Short bio: Computer Scientist, FOSS supporter (read more)
Tux Machines (TM)-specific
This story about yet another attempt to raise a tollgate on the Internet deserves having some extra attention called to it.
"The players from Google and Vimeo do present a pretty serious problem, though. Each of these require a proprietary H.264 codec to be able to view them. These codecs aren't compatible with the royalty-free web standards that the rest of the web is built on. The fact that they are being so unabashedly hyped along with the new darling of the web - HTML5 - means that most people don't understand that something very dangerous is taking place behind the scenes...
"Remember, this is still very early in H.264's history so the licensing is very friendly, just like it used to be for MP3.

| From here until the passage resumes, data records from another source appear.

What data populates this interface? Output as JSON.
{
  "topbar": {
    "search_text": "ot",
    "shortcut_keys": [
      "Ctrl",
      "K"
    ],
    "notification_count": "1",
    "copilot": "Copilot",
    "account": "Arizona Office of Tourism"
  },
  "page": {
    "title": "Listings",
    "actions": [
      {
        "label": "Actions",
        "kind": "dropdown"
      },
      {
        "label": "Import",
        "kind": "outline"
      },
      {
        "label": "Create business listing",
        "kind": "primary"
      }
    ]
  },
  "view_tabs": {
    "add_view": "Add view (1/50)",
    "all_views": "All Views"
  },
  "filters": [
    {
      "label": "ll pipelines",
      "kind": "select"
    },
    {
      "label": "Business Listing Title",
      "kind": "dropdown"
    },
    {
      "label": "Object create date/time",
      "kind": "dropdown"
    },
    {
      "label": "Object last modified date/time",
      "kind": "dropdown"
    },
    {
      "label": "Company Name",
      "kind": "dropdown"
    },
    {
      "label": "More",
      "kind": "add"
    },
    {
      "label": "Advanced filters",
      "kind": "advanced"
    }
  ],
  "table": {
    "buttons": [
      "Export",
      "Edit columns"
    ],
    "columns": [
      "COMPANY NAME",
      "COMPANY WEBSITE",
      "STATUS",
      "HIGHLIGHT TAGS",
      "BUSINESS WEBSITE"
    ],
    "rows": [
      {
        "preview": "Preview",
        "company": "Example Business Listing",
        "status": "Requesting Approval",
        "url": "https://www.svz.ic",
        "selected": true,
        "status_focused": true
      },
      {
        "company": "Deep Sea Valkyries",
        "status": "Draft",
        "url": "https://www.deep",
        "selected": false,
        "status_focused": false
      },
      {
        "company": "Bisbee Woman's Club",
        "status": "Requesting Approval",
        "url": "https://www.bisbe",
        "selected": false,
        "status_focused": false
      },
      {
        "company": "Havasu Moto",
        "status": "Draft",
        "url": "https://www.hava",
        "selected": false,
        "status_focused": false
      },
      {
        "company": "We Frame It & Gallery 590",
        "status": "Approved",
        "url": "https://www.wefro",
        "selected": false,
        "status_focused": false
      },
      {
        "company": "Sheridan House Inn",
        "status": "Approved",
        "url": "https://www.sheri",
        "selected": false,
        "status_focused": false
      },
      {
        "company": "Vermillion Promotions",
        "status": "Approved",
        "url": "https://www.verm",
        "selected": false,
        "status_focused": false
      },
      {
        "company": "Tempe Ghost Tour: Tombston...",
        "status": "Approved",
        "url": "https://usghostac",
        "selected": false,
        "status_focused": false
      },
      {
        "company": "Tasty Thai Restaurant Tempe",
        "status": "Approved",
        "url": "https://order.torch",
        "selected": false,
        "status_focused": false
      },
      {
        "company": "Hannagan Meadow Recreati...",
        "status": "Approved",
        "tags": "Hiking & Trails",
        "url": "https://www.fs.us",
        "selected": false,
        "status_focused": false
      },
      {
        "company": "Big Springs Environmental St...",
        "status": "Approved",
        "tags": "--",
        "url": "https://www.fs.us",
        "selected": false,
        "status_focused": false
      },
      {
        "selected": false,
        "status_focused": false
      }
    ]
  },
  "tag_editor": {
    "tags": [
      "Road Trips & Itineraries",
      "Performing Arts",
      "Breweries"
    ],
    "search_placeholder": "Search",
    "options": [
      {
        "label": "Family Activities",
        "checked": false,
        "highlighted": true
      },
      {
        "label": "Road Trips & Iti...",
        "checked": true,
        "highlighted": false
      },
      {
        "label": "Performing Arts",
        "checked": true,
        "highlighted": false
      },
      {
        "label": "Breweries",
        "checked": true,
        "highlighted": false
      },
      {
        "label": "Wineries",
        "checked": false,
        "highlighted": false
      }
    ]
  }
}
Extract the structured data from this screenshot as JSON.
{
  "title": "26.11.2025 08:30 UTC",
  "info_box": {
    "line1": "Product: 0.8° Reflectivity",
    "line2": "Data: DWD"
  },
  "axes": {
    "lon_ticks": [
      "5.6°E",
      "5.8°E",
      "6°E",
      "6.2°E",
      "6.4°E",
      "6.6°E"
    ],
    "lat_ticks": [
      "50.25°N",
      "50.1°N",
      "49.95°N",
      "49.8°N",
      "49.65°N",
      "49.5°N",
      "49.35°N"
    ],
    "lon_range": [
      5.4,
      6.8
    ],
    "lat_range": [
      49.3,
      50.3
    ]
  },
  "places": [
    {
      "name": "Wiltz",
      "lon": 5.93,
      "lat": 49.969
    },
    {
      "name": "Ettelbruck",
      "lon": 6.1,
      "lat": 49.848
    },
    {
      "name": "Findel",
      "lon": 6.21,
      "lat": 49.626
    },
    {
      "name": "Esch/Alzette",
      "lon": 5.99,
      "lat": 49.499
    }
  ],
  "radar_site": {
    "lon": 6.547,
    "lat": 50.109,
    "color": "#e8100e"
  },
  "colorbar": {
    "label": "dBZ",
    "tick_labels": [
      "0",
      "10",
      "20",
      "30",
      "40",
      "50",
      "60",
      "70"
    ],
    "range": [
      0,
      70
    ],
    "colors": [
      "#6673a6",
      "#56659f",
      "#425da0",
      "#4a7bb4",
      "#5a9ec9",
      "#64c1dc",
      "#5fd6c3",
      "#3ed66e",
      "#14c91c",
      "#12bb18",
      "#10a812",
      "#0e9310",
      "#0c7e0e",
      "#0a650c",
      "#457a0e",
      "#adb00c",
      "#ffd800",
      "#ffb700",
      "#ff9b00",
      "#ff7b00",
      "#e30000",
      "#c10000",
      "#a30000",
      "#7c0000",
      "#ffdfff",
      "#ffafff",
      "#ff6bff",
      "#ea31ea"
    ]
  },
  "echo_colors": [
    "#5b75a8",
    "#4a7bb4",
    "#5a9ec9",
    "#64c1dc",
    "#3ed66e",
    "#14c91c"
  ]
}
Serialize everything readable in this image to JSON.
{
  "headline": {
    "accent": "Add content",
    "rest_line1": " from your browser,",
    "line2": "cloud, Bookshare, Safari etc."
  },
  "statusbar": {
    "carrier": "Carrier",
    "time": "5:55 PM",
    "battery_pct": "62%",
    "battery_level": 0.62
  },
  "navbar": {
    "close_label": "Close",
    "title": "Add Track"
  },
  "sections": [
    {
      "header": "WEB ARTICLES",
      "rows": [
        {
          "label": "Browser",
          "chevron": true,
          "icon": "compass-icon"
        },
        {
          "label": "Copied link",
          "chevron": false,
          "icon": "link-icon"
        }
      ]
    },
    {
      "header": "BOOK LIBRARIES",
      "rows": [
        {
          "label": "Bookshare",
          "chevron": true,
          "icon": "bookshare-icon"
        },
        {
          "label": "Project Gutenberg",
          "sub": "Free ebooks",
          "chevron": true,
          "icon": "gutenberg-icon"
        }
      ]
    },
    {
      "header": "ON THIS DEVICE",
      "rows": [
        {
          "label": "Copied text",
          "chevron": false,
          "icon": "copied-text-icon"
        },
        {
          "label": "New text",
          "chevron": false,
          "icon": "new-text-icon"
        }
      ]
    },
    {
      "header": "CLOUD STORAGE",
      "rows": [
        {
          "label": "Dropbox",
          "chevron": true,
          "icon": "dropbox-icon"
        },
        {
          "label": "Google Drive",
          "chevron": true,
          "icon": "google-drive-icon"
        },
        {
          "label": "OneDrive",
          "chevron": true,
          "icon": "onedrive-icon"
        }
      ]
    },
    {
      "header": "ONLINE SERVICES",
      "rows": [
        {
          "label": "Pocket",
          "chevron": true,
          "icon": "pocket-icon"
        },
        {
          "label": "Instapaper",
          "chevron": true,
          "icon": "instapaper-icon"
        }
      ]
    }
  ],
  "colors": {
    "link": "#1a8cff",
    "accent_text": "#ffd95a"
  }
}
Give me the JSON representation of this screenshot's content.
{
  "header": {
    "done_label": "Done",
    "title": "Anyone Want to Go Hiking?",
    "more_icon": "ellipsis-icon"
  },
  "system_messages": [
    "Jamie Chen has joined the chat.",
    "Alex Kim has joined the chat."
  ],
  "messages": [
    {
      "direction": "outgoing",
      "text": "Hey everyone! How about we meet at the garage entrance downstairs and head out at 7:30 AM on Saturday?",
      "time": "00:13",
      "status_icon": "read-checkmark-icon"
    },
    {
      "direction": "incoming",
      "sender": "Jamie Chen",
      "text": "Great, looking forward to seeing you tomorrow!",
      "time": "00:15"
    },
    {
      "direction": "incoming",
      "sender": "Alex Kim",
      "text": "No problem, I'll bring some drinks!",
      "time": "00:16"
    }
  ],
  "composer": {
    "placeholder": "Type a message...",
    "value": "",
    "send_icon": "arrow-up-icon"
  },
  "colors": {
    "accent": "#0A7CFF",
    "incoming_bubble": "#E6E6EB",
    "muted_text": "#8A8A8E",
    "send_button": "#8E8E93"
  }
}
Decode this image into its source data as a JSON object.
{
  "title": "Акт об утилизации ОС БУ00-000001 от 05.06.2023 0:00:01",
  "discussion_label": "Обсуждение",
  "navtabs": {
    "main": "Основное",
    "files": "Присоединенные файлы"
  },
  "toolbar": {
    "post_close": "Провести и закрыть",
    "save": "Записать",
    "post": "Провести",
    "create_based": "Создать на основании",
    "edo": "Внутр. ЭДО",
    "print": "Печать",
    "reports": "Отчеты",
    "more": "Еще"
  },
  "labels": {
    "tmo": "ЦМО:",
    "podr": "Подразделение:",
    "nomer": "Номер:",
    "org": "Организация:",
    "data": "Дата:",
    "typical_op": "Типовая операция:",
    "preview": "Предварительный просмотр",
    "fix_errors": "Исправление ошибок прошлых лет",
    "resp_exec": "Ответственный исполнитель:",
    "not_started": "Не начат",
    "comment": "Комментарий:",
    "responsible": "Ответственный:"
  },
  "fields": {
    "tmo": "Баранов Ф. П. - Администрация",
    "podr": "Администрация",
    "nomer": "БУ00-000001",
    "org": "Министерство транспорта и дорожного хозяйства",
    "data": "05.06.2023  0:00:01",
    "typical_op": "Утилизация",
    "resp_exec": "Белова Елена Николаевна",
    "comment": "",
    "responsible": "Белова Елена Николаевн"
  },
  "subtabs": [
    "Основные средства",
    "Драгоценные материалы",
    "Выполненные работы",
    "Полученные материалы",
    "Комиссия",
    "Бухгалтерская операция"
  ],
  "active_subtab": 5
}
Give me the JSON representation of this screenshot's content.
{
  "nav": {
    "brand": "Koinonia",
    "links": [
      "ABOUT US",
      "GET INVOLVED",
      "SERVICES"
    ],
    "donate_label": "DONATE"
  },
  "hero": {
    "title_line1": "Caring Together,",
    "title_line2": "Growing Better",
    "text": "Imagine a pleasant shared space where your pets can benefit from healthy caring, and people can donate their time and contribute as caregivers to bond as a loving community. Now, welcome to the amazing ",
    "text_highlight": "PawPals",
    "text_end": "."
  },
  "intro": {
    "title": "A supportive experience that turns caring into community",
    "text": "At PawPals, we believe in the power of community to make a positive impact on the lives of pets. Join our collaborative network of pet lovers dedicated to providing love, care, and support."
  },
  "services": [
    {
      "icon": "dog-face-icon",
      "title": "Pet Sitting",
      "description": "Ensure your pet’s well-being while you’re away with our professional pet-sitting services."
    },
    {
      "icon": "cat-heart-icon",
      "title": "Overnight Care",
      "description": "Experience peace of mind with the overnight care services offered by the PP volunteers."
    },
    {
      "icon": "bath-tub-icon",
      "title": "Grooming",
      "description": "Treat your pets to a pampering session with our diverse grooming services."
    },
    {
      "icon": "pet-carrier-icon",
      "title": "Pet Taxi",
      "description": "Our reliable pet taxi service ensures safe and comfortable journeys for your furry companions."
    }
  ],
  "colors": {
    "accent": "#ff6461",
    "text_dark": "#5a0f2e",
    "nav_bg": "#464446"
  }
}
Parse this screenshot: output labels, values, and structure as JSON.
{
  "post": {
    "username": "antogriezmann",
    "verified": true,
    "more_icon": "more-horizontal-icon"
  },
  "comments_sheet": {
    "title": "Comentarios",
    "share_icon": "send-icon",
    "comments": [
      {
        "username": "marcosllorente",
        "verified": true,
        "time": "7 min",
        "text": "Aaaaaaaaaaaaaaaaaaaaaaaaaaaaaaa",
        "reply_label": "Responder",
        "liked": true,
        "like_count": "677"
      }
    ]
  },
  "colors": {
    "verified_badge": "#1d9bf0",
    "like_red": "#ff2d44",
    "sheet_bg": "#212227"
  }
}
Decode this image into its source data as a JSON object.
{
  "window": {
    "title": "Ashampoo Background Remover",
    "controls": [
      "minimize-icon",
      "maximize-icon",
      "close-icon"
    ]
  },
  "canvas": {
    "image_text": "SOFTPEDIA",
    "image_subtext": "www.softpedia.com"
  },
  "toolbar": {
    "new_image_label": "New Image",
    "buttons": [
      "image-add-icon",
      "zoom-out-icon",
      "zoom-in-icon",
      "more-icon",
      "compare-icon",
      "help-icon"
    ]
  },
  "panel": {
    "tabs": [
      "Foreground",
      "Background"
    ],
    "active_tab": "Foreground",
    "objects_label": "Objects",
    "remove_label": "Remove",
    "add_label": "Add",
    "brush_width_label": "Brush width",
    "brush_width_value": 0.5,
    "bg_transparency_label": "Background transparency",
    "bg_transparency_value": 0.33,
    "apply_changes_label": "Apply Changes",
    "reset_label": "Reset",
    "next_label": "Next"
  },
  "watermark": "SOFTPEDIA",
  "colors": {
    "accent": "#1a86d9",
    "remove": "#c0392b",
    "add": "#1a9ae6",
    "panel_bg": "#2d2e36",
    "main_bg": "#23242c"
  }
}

The author, Christopher Blizzard, works for Mozilla. He has done his homework and gone far beyond the tech press in analyzing the issue. In fact, the tech press have totally missed this, and instead joined in cheerleading H.264. What journalists are missing out on is that H.264 is a patented codec, and that the patent holders expect to collect royalties.